Roberto Benigni (left) and Giorgio Cantarini (right) in Benigni’s Life is Beautiful. Photo by Sergio Strizzi. Courtesy of Miramax Films.
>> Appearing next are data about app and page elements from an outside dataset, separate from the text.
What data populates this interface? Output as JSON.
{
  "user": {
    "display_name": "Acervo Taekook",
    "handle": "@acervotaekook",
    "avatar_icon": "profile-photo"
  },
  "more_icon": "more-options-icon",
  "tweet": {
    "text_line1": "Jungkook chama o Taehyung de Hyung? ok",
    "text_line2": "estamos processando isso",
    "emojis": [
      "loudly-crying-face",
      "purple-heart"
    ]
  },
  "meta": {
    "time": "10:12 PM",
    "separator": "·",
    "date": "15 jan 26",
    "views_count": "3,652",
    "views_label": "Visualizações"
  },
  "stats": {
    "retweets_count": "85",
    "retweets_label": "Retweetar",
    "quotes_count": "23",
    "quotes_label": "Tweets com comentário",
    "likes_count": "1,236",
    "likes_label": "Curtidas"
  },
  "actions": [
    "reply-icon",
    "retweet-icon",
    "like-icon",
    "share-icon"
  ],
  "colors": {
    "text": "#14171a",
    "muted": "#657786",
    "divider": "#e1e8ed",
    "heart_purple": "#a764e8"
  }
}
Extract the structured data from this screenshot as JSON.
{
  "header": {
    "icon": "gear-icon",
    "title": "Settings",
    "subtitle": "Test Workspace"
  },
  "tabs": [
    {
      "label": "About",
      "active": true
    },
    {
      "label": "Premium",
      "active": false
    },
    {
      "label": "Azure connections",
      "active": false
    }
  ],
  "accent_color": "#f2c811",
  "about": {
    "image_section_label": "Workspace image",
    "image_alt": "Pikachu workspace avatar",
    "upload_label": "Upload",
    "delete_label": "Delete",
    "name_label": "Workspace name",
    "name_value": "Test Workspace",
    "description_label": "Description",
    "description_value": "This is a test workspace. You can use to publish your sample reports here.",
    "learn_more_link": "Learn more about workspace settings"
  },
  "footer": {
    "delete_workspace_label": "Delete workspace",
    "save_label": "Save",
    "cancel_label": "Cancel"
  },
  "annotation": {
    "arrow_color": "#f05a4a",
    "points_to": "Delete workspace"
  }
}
In an early scene of Life is Beautiful, Guido (Benigni), an assimilated Jew, poses as a Fascist official in order to steal a moment with the woman he loves, and finds himself in the awkward position of having to expostulate on racial superiority to a room full of schoolchildren. This scene underscores Guido’s special (inadvertently satirical) take on the world in 1934: Anything for love. Politics? A preposterous distraction. Flash forward five years. Guido, his wife, and child, are deported to a concentration camp where Guido tries to protect his son from the terror of what surrounds them by pretending they’re involved in an elaborate game of scoring points by hiding from the guards, not asking for snacks, not crying for Mama—by staying alive. Here, the comedy of the first half is turned on its head. Guido’s hilarity is forced, desperate, as he assuages his son’s fears: “I’ve heard of wood-burning stoves, but never people-burning stoves! No more wood? We’ll use this lawyer.” This stunning comic-tragic satire about Italy’s part in the Jewish Holocaust works by pitting the absurdly disproportionate horrors of the war against a sentimental love story. In this unexpectedly effective film, writer/director/actor Benigni (best known in the US for Down by Law) charts the degradation of a life and of laughter—the impossibility of comedy once the world has become itself ludicrous. Benigni cites Primo Levi as an inspiration: the description in If This is a Man of morning reveille at the camp, prisoners standing naked and motionless, Levi thinking to himself, “What if all this were nothing but a joke? This cannot be true—.”